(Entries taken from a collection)

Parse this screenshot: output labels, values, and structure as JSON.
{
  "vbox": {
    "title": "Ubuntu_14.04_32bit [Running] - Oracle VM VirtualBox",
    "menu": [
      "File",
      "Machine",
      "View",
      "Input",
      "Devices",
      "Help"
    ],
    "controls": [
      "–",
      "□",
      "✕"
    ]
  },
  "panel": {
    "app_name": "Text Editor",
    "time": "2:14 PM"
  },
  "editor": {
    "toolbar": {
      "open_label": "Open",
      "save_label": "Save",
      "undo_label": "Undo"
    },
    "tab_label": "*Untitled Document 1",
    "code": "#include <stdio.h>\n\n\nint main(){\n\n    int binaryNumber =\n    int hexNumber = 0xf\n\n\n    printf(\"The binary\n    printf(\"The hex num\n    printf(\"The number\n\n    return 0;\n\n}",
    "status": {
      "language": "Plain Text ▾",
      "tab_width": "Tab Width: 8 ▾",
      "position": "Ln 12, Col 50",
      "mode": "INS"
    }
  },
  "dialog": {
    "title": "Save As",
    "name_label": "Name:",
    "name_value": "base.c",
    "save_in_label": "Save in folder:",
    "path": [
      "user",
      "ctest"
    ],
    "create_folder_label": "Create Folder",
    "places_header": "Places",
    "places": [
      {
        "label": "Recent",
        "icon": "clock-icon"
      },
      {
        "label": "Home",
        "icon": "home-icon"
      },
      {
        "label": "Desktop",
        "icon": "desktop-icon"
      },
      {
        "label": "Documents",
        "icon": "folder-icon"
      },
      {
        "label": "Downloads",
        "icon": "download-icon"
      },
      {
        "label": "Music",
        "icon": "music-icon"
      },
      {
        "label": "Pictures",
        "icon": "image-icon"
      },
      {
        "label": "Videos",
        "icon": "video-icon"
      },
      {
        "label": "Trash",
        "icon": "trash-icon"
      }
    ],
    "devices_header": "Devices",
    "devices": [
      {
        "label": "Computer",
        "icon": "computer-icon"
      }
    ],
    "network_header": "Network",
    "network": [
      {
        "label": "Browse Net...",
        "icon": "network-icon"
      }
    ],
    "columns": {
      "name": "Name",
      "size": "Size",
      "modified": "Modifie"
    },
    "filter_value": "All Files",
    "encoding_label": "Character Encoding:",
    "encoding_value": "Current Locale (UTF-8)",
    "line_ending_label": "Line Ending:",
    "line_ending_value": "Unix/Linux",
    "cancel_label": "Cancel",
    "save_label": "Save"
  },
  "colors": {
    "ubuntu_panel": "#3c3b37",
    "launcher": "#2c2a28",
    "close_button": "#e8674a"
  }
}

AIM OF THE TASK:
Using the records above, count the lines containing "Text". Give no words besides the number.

FINISHED TASK:
2